As part of my discovery, I am increasingly impressed to see that the remarkable drive, inquisitiveness, and ambition of our faculty, staff, and students are tempered by a deep, pervasive respect for the rules and societal standards that define the right way to conduct our work. Such steadfast adherence to ethical principles is far from universal, nor can we take it for granted. Indeed, the news of the past year left us with far too many examples of the lasting harm done by malicious and careless individuals, whose acts were sometimes extended by the inaction of those who might have spoken up or intervened. For that matter, our protracted economic slump is rooted in a widespread, unchecked disregard for responsible financial practices. We have seen prominent public officials caught behaving unethically and recklessly. Persons entrusted with academic, administrative, and athletic responsibilities at institutions of higher education have been found to have actively betrayed that trust — or to have stood by passively allowing the destructive behavior to continue.

In contrast, it is clear to me that the University of Washington’s century and a half of success has been built on a strong foundation of integrity. When problems have been discovered, they have been dealt with promptly and appropriately, as one would hope. Overall, the UW has nurtured a culture of responsible conduct, which has sustained our perennial success in attracting scholars and administrators who share a visceral inclination to act honorably. This institutional legacy is certainly one of the reasons I am proud to be among you.

Having inherited such values, one of our duties is to periodically renew our commitment to maintain these high expectations of ourselves and of one another.
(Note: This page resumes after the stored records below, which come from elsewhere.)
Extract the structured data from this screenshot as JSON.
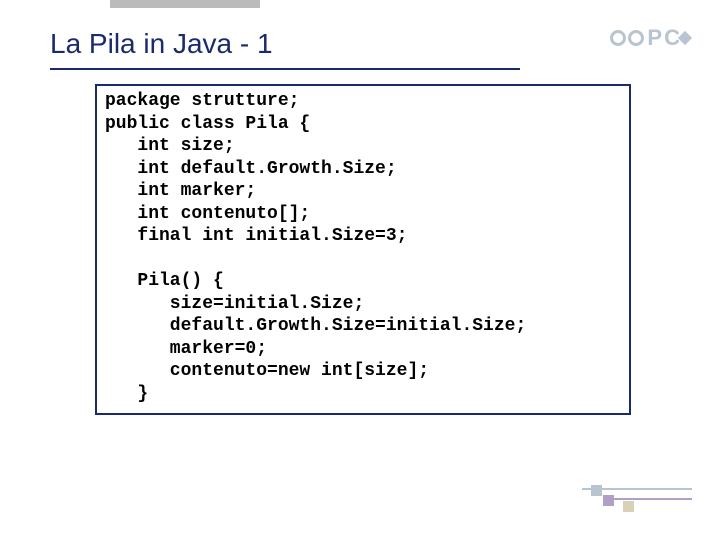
{
  "title": "La Pila in Java - 1",
  "logo": {
    "p": "P",
    "c": "C"
  },
  "code": "package strutture;\npublic class Pila {\n   int size;\n   int default.Growth.Size;\n   int marker;\n   int contenuto[];\n   final int initial.Size=3;\n\n   Pila() {\n      size=initial.Size;\n      default.Growth.Size=initial.Size;\n      marker=0;\n      contenuto=new int[size];\n   }"
}
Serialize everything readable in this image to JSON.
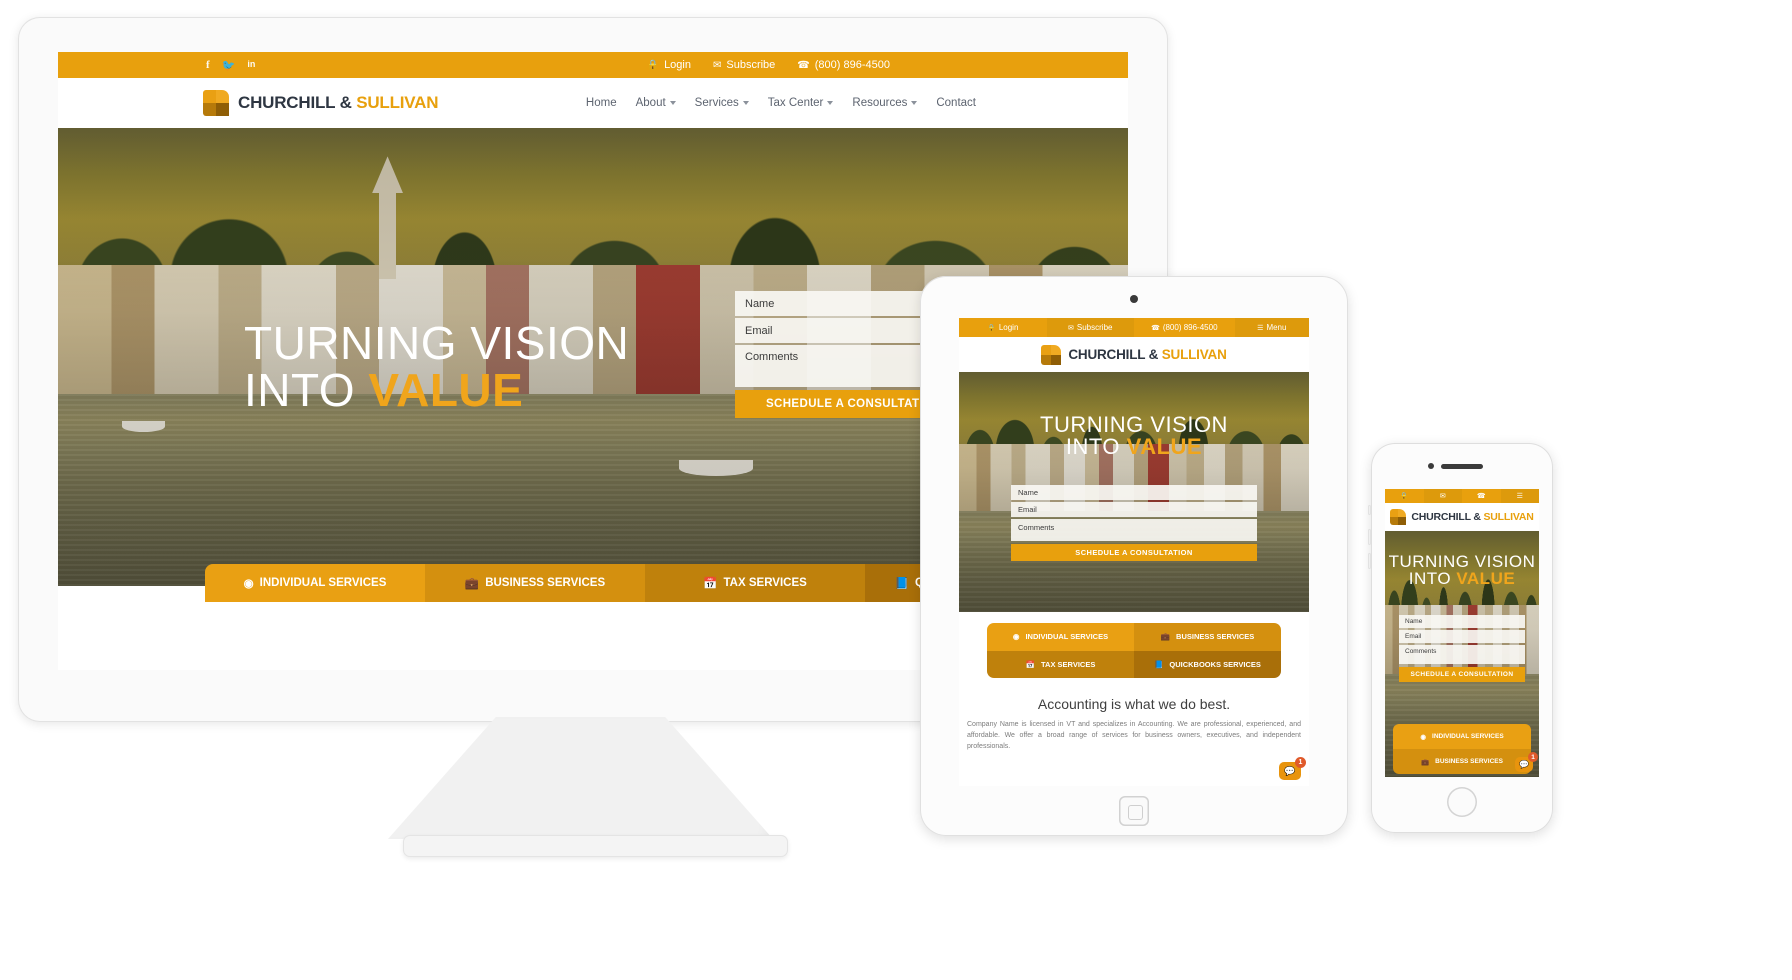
{
  "brand": {
    "name_part1": "CHURCHILL",
    "amp": "&",
    "name_part2": "SULLIVAN",
    "logo_icon": "square-logo-icon"
  },
  "colors": {
    "accent": "#e8a00d",
    "accent_light": "#f0aa22",
    "accent_dark": "#b67a0a",
    "headline_highlight": "#f0a51c",
    "badge": "#e05a2b",
    "nav_text": "#5d6470",
    "brand_text": "#2e3642"
  },
  "topbar": {
    "social": [
      {
        "name": "facebook-icon",
        "glyph": "f"
      },
      {
        "name": "twitter-icon",
        "glyph": "t"
      },
      {
        "name": "linkedin-icon",
        "glyph": "in"
      }
    ],
    "login_label": "Login",
    "login_icon": "lock-icon",
    "subscribe_label": "Subscribe",
    "subscribe_icon": "envelope-icon",
    "phone_label": "(800) 896-4500",
    "phone_icon": "phone-icon",
    "menu_label": "Menu",
    "menu_icon": "hamburger-icon"
  },
  "nav": {
    "items": [
      {
        "label": "Home",
        "caret": false
      },
      {
        "label": "About",
        "caret": true
      },
      {
        "label": "Services",
        "caret": true
      },
      {
        "label": "Tax Center",
        "caret": true
      },
      {
        "label": "Resources",
        "caret": true
      },
      {
        "label": "Contact",
        "caret": false
      }
    ]
  },
  "hero": {
    "line1": "TURNING VISION",
    "line2_plain": "INTO ",
    "line2_highlight": "VALUE"
  },
  "form": {
    "name_placeholder": "Name",
    "email_placeholder": "Email",
    "comments_placeholder": "Comments",
    "submit_label": "SCHEDULE A CONSULTATION"
  },
  "service_tabs": [
    {
      "label": "INDIVIDUAL SERVICES",
      "icon": "person-circle-icon",
      "glyph": "◉",
      "color": "#e9a013"
    },
    {
      "label": "BUSINESS SERVICES",
      "icon": "briefcase-icon",
      "glyph": "▬",
      "color": "#d4900f"
    },
    {
      "label": "TAX SERVICES",
      "icon": "calendar-icon",
      "glyph": "☷",
      "color": "#bf810c"
    },
    {
      "label": "QUICKBOOKS SERVICES",
      "icon": "book-icon",
      "glyph": "◧",
      "color": "#a96f09"
    }
  ],
  "content": {
    "heading": "Accounting is what we do best.",
    "paragraph": "Company Name is licensed in VT and specializes in Accounting. We are professional, experienced, and affordable. We offer a broad range of services for business owners, executives, and independent professionals."
  },
  "chat": {
    "icon": "chat-bubble-icon",
    "glyph": "●●",
    "badge_count": "1"
  },
  "devices": {
    "monitor": "desktop-monitor",
    "tablet": "tablet-device",
    "phone": "phone-device"
  }
}
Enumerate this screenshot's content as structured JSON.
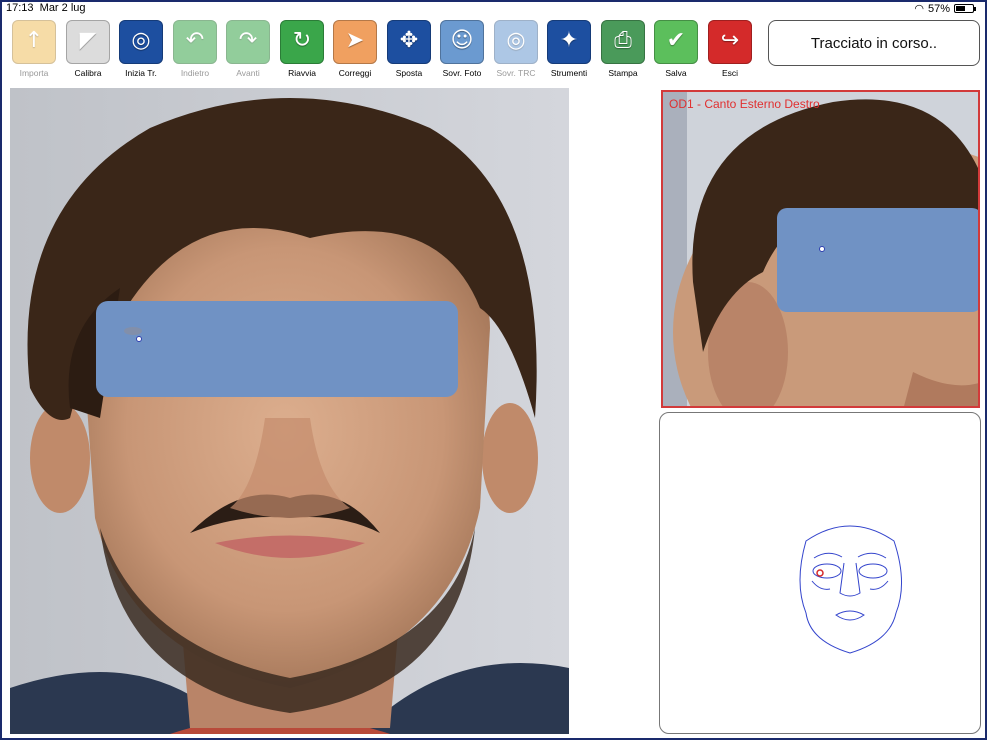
{
  "status": {
    "time": "17:13",
    "date": "Mar 2 lug",
    "battery": "57%",
    "battery_level": 0.57
  },
  "toolbar": {
    "items": [
      {
        "label": "Importa",
        "icon": "import-folder-icon",
        "enabled": false,
        "color": "#f0c060"
      },
      {
        "label": "Calibra",
        "icon": "calibrate-ruler-icon",
        "enabled": true,
        "color": "#dcdcdc"
      },
      {
        "label": "Inizia Tr.",
        "icon": "start-tracing-icon",
        "enabled": true,
        "color": "#1d4fa0"
      },
      {
        "label": "Indietro",
        "icon": "undo-arrow-icon",
        "enabled": false,
        "color": "#3aa64a"
      },
      {
        "label": "Avanti",
        "icon": "redo-arrow-icon",
        "enabled": false,
        "color": "#3aa64a"
      },
      {
        "label": "Riavvia",
        "icon": "restart-icon",
        "enabled": true,
        "color": "#3aa64a"
      },
      {
        "label": "Correggi",
        "icon": "correct-point-icon",
        "enabled": true,
        "color": "#f0a060"
      },
      {
        "label": "Sposta",
        "icon": "move-arrows-icon",
        "enabled": true,
        "color": "#1d4fa0"
      },
      {
        "label": "Sovr. Foto",
        "icon": "overlay-photo-icon",
        "enabled": true,
        "color": "#6b9ad0"
      },
      {
        "label": "Sovr. TRC",
        "icon": "overlay-tracing-icon",
        "enabled": false,
        "color": "#6b9ad0"
      },
      {
        "label": "Strumenti",
        "icon": "magic-wand-icon",
        "enabled": true,
        "color": "#1d4fa0"
      },
      {
        "label": "Stampa",
        "icon": "printer-icon",
        "enabled": true,
        "color": "#4a9a5a"
      },
      {
        "label": "Salva",
        "icon": "save-check-icon",
        "enabled": true,
        "color": "#5cbf5c"
      },
      {
        "label": "Esci",
        "icon": "exit-door-icon",
        "enabled": true,
        "color": "#d42a2a"
      }
    ]
  },
  "status_button": {
    "label": "Tracciato in corso.."
  },
  "zoom_panel": {
    "title": "OD1 - Canto Esterno Destro"
  },
  "colors": {
    "frame": "#1a2a6c",
    "eye_mask": "#7092c4",
    "zoom_border": "#d23a3a",
    "schema_lines": "#3344cc",
    "marker": "#d42a2a"
  }
}
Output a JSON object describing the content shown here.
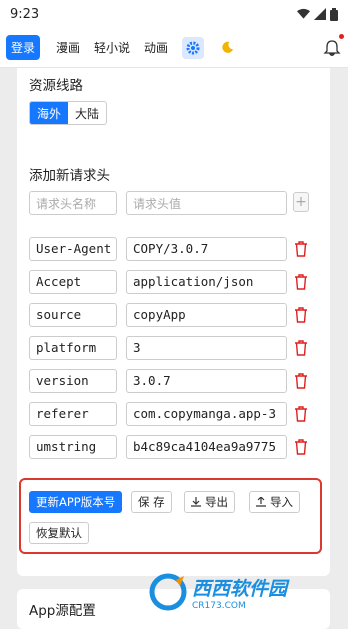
{
  "status": {
    "time": "9:23"
  },
  "nav": {
    "tabs": [
      "登录",
      "漫画",
      "轻小说",
      "动画"
    ]
  },
  "source_route": {
    "title": "资源线路",
    "options": [
      "海外",
      "大陆"
    ],
    "selected": "海外"
  },
  "headers": {
    "title": "添加新请求头",
    "name_placeholder": "请求头名称",
    "value_placeholder": "请求头值",
    "add_label": "+",
    "rows": [
      {
        "name": "User-Agent",
        "value": "COPY/3.0.7"
      },
      {
        "name": "Accept",
        "value": "application/json"
      },
      {
        "name": "source",
        "value": "copyApp"
      },
      {
        "name": "platform",
        "value": "3"
      },
      {
        "name": "version",
        "value": "3.0.7"
      },
      {
        "name": "referer",
        "value": "com.copymanga.app-3"
      },
      {
        "name": "umstring",
        "value": "b4c89ca4104ea9a9775"
      }
    ]
  },
  "actions": {
    "update_version": "更新APP版本号",
    "save": "保 存",
    "export": "导出",
    "import": "导入",
    "reset": "恢复默认"
  },
  "app_config": {
    "title": "App源配置"
  },
  "watermark": {
    "brand": "西西软件园",
    "site": "CR173.COM"
  },
  "colors": {
    "accent": "#1677ff",
    "delete": "#e02020",
    "highlight": "#d9392f"
  }
}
To that end, I hope you will join me in resolving to make 2012 another year of hard work in the service of education, research, and public service, carried out with the highest standards of integrity. This is the one certain path to continued pride in our individual and collective accomplishments.

Best wishes for a New Year filled with discovery and prosperity.


Michael K. Young's signature
Michael K. Young